▸ WORK REQUIRED
Find every line with the string "oooooo" in the material below and copy it.

==================================================

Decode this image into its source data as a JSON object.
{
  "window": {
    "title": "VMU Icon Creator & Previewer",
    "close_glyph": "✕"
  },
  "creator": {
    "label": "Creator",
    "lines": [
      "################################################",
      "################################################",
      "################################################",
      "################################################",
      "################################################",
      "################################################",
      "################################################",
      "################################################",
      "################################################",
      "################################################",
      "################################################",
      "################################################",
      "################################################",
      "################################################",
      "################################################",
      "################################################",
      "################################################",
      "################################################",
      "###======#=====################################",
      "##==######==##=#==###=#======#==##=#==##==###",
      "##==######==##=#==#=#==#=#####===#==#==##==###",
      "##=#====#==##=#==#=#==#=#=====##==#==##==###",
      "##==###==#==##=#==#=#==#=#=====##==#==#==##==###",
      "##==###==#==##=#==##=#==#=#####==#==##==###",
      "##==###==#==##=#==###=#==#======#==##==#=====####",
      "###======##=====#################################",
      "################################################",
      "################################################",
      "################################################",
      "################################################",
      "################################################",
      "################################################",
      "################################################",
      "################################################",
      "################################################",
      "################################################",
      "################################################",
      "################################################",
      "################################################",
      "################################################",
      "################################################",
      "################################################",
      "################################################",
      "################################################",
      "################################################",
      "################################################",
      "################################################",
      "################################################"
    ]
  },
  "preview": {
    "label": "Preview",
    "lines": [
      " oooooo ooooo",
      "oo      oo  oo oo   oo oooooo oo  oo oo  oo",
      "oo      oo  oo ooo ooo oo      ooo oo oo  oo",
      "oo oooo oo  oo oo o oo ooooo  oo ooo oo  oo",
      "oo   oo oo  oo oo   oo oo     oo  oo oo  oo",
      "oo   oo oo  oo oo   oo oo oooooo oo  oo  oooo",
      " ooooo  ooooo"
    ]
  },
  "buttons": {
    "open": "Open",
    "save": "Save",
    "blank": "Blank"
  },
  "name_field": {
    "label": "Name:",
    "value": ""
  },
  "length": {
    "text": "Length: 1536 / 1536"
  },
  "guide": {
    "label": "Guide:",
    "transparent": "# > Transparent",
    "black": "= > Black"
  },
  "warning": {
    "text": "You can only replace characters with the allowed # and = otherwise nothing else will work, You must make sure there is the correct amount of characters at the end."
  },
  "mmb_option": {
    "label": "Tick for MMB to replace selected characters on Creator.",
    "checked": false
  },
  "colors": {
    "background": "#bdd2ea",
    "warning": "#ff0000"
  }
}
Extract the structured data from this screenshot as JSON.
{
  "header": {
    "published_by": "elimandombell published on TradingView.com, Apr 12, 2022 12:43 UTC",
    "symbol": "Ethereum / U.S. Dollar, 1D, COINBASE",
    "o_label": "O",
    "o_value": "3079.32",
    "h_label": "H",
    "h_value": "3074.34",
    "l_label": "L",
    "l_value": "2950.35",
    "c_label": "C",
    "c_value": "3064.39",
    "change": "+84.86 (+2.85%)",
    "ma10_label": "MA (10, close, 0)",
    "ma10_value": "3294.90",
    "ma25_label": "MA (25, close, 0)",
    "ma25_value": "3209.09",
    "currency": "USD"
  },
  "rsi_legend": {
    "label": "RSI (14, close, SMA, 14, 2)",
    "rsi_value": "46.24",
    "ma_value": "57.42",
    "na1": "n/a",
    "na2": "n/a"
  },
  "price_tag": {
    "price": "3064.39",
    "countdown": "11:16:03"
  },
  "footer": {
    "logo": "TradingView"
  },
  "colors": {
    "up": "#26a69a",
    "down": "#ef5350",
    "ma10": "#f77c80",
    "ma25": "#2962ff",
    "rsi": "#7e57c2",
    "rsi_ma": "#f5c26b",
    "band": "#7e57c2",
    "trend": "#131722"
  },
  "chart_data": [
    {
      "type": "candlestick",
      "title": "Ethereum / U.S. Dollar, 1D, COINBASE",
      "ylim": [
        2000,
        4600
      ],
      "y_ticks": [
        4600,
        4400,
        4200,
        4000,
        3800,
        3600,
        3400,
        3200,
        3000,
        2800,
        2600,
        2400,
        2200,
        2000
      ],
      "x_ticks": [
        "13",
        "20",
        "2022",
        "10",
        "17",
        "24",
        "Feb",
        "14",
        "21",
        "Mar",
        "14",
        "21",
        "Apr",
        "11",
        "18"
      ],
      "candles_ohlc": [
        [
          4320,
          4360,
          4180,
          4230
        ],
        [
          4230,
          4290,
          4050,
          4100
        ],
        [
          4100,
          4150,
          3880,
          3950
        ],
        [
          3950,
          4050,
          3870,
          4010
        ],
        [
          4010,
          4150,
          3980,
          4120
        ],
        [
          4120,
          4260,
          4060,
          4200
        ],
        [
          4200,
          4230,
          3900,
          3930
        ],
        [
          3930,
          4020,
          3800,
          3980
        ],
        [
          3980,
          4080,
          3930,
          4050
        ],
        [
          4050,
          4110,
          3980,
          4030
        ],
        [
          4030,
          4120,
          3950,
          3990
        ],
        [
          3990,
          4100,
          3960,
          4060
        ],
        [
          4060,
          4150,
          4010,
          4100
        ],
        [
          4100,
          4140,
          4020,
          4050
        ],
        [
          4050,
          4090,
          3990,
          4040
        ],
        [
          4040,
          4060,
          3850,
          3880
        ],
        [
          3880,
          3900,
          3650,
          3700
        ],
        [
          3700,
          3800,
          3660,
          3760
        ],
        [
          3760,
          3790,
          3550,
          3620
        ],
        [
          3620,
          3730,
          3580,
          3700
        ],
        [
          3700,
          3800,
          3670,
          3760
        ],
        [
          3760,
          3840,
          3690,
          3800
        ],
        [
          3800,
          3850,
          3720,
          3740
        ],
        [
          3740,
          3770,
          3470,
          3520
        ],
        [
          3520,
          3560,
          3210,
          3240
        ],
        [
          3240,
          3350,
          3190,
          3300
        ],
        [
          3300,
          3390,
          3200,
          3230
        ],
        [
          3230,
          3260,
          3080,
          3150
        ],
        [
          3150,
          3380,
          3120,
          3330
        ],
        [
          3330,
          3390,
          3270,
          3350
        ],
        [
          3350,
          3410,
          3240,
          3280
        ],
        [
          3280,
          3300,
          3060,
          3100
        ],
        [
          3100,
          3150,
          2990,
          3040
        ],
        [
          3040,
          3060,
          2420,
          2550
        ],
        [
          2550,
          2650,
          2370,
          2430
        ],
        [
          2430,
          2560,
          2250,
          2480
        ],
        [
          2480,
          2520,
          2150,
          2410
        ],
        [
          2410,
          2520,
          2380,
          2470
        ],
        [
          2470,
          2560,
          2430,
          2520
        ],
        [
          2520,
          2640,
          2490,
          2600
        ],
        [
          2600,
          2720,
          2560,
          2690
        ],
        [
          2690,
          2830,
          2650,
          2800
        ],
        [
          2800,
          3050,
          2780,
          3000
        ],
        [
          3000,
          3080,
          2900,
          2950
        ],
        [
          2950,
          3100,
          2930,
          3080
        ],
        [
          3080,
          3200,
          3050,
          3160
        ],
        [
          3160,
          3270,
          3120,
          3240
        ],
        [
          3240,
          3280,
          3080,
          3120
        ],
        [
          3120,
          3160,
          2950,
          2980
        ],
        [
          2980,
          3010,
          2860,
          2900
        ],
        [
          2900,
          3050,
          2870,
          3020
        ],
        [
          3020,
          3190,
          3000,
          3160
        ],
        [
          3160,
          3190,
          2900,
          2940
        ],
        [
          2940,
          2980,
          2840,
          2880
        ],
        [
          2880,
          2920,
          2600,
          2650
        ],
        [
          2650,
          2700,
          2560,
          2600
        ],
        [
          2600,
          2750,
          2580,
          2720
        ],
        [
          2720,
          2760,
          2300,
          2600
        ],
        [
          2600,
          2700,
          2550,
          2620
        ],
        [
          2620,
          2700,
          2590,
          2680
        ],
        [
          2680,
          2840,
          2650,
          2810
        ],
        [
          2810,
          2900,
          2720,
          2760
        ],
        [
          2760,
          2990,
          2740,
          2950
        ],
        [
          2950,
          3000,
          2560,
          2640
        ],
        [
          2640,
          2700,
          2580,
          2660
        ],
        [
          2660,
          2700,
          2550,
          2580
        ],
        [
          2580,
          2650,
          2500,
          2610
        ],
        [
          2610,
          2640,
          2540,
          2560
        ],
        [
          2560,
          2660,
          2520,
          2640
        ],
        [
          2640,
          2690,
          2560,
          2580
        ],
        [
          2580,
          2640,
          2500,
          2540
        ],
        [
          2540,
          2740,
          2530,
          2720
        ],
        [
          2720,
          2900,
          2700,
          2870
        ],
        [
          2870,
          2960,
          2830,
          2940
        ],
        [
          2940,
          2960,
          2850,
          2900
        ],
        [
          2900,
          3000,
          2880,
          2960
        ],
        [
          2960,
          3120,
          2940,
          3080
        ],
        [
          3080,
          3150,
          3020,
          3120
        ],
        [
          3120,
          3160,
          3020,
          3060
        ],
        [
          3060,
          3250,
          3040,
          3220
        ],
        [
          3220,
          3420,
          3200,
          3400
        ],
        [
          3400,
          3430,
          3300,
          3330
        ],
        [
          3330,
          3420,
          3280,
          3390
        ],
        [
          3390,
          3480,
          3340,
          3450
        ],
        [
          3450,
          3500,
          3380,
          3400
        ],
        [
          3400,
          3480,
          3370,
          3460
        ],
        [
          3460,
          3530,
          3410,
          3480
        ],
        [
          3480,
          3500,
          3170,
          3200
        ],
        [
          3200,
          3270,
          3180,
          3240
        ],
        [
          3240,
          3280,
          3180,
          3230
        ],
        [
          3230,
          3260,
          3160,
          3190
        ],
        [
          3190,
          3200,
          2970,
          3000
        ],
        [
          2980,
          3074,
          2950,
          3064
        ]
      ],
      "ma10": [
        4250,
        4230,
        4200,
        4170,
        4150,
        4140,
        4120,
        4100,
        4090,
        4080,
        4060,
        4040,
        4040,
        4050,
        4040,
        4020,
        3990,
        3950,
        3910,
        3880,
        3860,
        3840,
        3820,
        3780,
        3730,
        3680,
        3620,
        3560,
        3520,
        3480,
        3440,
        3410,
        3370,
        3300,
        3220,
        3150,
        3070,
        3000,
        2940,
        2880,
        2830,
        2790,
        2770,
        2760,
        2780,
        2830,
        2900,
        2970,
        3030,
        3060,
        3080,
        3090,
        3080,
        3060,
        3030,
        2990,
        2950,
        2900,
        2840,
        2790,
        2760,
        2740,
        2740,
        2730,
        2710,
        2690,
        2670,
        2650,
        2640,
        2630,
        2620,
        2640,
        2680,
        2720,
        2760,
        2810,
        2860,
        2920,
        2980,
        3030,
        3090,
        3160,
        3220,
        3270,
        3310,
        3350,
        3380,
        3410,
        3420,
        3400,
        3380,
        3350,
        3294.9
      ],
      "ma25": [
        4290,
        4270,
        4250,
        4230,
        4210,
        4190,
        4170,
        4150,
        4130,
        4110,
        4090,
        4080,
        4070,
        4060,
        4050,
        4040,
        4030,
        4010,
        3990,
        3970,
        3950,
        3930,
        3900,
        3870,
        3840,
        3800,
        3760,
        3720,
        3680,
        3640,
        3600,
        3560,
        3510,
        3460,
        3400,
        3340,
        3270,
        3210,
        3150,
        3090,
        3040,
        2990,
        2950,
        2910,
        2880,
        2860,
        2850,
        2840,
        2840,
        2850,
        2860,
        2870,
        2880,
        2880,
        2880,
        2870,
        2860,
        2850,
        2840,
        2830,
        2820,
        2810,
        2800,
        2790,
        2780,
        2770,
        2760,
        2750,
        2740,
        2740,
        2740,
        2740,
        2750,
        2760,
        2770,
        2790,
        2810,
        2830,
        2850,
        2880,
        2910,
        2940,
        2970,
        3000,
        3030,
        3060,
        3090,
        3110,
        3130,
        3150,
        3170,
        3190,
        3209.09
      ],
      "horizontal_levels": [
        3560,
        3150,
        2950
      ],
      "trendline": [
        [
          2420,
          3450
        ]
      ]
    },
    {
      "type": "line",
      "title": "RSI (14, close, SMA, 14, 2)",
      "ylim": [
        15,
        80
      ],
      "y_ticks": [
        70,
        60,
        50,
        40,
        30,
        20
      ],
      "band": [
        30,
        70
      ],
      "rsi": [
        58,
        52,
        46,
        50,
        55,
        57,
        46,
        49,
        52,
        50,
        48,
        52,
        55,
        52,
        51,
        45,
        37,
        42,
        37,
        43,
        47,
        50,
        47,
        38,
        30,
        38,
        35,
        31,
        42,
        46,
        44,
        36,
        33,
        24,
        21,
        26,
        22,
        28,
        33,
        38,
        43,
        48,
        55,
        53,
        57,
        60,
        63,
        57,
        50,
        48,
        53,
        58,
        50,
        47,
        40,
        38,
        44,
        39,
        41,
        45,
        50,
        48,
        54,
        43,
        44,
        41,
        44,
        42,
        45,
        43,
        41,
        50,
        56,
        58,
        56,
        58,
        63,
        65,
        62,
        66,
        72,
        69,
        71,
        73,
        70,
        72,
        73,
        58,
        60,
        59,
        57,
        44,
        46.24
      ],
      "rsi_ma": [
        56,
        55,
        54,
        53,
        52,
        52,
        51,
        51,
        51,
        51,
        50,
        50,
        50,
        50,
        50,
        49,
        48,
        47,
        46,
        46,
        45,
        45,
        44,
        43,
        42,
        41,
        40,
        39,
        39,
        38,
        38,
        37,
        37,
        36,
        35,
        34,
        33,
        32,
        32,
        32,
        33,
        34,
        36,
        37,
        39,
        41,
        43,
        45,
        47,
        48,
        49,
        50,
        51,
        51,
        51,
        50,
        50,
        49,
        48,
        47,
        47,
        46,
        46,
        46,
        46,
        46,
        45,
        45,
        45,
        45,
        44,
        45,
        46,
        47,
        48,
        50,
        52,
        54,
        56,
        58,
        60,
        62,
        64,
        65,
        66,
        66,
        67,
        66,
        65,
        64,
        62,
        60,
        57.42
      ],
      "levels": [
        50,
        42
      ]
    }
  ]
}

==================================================

▸ ANSWER SPACE
      " oooooo ooooo",
      "oo      oo  oo oo   oo oooooo oo  oo oo  oo",
      "oo   oo oo  oo oo   oo oo oooooo oo  oo  oooo",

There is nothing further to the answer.